In 2016, an impressive number of bills were passed by the Rhode Island General Assembly that will support victims of domestic violence and make our communities safer. This progress is a testimony to all of the calls, emails, time, and effort that advocates, survivors, and supporters dedicated to telling their stories and making sure the General Assembly knows how important ending domestic violence is to Rhode Islanders! Thank you for standing with us.
Legislative Progress in 2016:
Rhode Island Established the Domestic Violence Prevention Fund!
The General Assembly passed legislation in 2016 to establish a Domestic Violence Prevention Fund—Rhode Island's first dedicated state funding that will support strategies for stopping the cycle of domestic violence before it starts. The Prevention Fund was created through an additional $200,000 in the state budget (rather than the proposed increase to the state's marriage license fee).
We extend a huge, heartfelt THANK YOU to all of the advocates, survivors, children who witnessed domestic violence, ally organizations, and individual supporters who worked tirelessly to advance this legislation for four years!
Employment Protection for Complying with a Subpoena
S2423 Lynch Prata / H7005 Keable
This law makes it illegal for any employer to fire, threaten to fire, or otherwise punish their employee for complying with a subpoena. This law is a great protection for victims of domestic violence in criminal cases who are being forced by their employer to choose between testifying against their abuser or keeping their job.
New Domestic Violence Offense: Electronic Tracking of Motor Vehicles
S2596 Goodwin / H7002 Mattiello
This law makes it a misdemeanor to "knowingly install, conceal, or otherwise place or use an electronic tracking device in or on a motor vehicle without the consent of the operator and all occupants of the vehicle for the purpose of monitoring or following the operator, occupant or occupants of the vehicle." This offense was also added to the Domestic Violence Prevention Act, the section of Rhode Island General Laws that defines domestic violence crimes, and can be charged as such if the offense is committed against an intimate partner or adult family member.
Increased Crime Victim Compensation
S2760 Gallo / H7533 Blazejewski
This legislation raises the maximum amount of financial compensation that victims of crime can receive for relocation expenses through the Rhode Island Crime Victim Compensation Program from $2,500 to $5,000.
Utility Protections on Restraining Orders
This law prohibits individuals served with domestic violence restraining orders from terminating or disrupting utility service without prior court approval.
Good News in the Budget...
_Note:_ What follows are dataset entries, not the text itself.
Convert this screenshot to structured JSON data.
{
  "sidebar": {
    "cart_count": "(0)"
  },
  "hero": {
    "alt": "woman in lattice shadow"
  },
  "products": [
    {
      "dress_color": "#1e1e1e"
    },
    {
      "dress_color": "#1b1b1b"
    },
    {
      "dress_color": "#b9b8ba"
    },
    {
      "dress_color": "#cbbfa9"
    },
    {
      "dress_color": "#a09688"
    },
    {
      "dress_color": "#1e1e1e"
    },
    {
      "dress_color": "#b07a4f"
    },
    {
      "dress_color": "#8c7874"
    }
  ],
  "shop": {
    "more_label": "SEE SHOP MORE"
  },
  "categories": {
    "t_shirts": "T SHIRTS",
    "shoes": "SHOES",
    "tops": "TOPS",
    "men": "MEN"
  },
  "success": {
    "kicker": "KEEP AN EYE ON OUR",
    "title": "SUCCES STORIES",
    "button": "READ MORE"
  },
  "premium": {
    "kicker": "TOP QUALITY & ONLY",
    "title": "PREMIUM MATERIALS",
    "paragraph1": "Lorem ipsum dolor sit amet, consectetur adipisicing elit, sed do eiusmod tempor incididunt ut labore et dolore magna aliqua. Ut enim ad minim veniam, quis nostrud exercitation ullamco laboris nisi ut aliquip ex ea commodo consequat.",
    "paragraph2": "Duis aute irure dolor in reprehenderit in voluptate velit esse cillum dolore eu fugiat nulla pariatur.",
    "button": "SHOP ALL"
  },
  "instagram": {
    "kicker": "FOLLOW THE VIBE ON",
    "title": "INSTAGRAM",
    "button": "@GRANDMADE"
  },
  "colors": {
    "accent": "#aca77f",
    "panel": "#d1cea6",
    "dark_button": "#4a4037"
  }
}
In addition, the budget for the upcoming year contains positive steps forward for survivors of domestic violence, their families, and our communities, including an expansion of the Earned Income Tax Credit (a very important support for financial stability for survivors) and the approval of a $50 million affordable housing bond to be placed on the November ballot.
STEPS FOR NEXT YEAR
Unfortunately, these important victim safety issues were not successfully addressed before the General Assembly recessed for the year:
Prohibiting Gun Possession by Convicted Domestic Violence Offenders
Legislation that would have closed the loopholes in state and federal law that currently leave many convicted domestic violence offenders in Rhode Island with the ability to legally purchase and own guns was proposed but never made it to a vote.
Dangerousness Screening for People Arrested for Domestic Violence
This important addition to how domestic violence cases are handled in our state would have given judges essential information on the history of violence and pattern of escalation in domestic violence cases. While the legislation was passed by the Senate, it did not receive a vote in the House before the session ended.
Unauthorized Dissemination of Indecent Material (aka "Revenge P*rn")
Bills that would have established this new criminal offense were passed by the General Assembly but have been vetoed by the Governor on the grounds that the legislation was unconstitutionally broad. The RICADV will be talking to the bill sponsors, Attorney General, and Governor's office in the coming months to urge swift passage of robust legislation to address this crime that is affecting a growing number of domestic violence victims in Rhode Island.